◆ ASSIGNMENT
Write out each line below exactly as it appears.

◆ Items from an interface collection
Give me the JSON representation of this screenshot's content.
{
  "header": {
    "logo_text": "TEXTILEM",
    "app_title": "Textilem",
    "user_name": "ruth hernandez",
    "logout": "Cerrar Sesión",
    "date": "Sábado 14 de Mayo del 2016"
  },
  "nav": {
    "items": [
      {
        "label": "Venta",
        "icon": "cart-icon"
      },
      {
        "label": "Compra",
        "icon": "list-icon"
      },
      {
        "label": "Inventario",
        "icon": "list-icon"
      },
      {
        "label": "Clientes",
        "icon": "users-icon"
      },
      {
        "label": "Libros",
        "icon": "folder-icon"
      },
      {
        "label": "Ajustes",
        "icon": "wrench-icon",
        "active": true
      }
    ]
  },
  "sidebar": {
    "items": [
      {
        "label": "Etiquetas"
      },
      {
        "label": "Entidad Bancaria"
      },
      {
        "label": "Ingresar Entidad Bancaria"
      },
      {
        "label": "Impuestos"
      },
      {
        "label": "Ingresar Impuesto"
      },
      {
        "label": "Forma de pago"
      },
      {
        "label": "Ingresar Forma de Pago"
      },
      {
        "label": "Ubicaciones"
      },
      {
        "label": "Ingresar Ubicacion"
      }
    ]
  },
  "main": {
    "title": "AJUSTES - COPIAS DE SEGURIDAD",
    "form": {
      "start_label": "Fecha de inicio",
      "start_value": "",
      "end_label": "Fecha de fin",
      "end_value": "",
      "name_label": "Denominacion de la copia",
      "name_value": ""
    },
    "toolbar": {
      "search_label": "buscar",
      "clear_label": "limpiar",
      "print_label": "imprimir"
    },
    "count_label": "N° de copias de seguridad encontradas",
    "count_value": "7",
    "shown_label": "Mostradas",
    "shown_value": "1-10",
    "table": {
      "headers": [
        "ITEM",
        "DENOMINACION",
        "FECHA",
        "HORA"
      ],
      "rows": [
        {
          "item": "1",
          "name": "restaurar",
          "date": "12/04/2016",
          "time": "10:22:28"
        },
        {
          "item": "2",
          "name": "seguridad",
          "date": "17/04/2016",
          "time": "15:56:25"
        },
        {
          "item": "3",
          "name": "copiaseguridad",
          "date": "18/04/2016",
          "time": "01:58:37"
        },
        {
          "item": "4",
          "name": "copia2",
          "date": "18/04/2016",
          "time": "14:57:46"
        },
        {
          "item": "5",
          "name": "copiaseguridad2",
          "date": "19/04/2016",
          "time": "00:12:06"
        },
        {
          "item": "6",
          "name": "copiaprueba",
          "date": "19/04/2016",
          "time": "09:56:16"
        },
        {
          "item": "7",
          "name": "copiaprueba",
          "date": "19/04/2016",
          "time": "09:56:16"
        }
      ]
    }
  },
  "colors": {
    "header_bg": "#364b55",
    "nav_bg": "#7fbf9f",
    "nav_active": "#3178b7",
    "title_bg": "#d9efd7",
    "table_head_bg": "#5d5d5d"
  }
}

◆ ANSWER TO THIS TASK
Give me the JSON representation of this screenshot's content.
{
  "header": {
    "logo_text": "TEXTILEM",
    "app_title": "Textilem",
    "user_name": "ruth hernandez",
    "logout": "Cerrar Sesión",
    "date": "Sábado 14 de Mayo del 2016"
  },
  "nav": {
    "items": [
      {
        "label": "Venta",
        "icon": "cart-icon"
      },
      {
        "label": "Compra",
        "icon": "list-icon"
      },
      {
        "label": "Inventario",
        "icon": "list-icon"
      },
      {
        "label": "Clientes",
        "icon": "users-icon"
      },
      {
        "label": "Libros",
        "icon": "folder-icon"
      },
      {
        "label": "Ajustes",
        "icon": "wrench-icon",
        "active": true
      }
    ]
  },
  "sidebar": {
    "items": [
      {
        "label": "Etiquetas"
      },
      {
        "label": "Entidad Bancaria"
      },
      {
        "label": "Ingresar Entidad Bancaria"
      },
      {
        "label": "Impuestos"
      },
      {
        "label": "Ingresar Impuesto"
      },
      {
        "label": "Forma de pago"
      },
      {
        "label": "Ingresar Forma de Pago"
      },
      {
        "label": "Ubicaciones"
      },
      {
        "label": "Ingresar Ubicacion"
      }
    ]
  },
  "main": {
    "title": "AJUSTES - COPIAS DE SEGURIDAD",
    "form": {
      "start_label": "Fecha de inicio",
      "start_value": "",
      "end_label": "Fecha de fin",
      "end_value": "",
      "name_label": "Denominacion de la copia",
      "name_value": ""
    },
    "toolbar": {
      "search_label": "buscar",
      "clear_label": "limpiar",
      "print_label": "imprimir"
    },
    "count_label": "N° de copias de seguridad encontradas",
    "count_value": "7",
    "shown_label": "Mostradas",
    "shown_value": "1-10",
    "table": {
      "headers": [
        "ITEM",
        "DENOMINACION",
        "FECHA",
        "HORA"
      ],
      "rows": [
        {
          "item": "1",
          "name": "restaurar",
          "date": "12/04/2016",
          "time": "10:22:28"
        },
        {
          "item": "2",
          "name": "seguridad",
          "date": "17/04/2016",
          "time": "15:56:25"
        },
        {
          "item": "3",
          "name": "copiaseguridad",
          "date": "18/04/2016",
          "time": "01:58:37"
        },
        {
          "item": "4",
          "name": "copia2",
          "date": "18/04/2016",
          "time": "14:57:46"
        },
        {
          "item": "5",
          "name": "copiaseguridad2",
          "date": "19/04/2016",
          "time": "00:12:06"
        },
        {
          "item": "6",
          "name": "copiaprueba",
          "date": "19/04/2016",
          "time": "09:56:16"
        },
        {
          "item": "7",
          "name": "copiaprueba",
          "date": "19/04/2016",
          "time": "09:56:16"
        }
      ]
    }
  },
  "colors": {
    "header_bg": "#364b55",
    "nav_bg": "#7fbf9f",
    "nav_active": "#3178b7",
    "title_bg": "#d9efd7",
    "table_head_bg": "#5d5d5d"
  }
}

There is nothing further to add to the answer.